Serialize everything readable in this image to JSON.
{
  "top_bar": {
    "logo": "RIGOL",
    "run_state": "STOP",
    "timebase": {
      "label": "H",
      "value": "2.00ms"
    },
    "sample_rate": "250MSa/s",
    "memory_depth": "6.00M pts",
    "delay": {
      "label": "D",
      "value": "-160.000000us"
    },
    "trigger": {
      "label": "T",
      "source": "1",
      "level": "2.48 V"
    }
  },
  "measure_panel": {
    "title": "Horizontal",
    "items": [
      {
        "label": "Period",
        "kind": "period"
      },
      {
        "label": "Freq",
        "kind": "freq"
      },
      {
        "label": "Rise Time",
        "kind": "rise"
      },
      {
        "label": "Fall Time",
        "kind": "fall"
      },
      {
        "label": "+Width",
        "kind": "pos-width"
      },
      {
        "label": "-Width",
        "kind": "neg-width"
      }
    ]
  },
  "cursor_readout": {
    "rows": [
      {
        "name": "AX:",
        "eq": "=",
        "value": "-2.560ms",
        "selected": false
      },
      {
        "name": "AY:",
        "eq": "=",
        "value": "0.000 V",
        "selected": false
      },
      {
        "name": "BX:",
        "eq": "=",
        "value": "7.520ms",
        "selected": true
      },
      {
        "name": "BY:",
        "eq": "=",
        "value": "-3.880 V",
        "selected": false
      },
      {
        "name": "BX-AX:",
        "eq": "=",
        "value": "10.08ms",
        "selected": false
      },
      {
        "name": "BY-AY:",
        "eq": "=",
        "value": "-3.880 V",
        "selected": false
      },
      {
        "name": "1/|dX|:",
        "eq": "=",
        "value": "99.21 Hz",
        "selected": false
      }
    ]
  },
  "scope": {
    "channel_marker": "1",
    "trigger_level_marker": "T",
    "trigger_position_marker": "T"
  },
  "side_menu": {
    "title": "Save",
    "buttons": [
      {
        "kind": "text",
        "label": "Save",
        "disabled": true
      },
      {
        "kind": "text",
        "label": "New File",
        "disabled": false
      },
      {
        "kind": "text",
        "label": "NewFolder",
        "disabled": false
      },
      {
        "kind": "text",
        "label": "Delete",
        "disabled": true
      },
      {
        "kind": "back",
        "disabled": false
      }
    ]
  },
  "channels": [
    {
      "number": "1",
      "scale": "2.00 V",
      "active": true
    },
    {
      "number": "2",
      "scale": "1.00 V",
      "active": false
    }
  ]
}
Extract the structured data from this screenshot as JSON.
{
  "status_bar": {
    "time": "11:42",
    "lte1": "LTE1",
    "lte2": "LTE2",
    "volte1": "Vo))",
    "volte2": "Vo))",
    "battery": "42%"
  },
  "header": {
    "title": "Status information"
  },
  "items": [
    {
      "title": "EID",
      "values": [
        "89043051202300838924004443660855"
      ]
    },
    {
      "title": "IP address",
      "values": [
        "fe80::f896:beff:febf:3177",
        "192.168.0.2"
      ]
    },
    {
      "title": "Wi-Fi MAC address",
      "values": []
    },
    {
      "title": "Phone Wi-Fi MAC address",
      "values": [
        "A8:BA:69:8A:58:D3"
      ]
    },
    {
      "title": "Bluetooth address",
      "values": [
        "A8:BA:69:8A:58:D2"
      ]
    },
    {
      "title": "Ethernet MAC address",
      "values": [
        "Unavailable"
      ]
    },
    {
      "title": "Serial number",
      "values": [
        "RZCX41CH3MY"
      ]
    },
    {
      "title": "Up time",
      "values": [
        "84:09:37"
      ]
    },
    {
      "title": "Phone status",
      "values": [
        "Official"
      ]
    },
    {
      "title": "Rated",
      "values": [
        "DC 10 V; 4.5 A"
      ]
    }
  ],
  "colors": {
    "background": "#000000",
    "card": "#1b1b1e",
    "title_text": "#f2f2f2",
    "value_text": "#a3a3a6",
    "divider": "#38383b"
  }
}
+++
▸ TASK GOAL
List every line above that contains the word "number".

▸ TASK ANSWER
      "number": "1",
      "number": "2",
      "title": "Serial number",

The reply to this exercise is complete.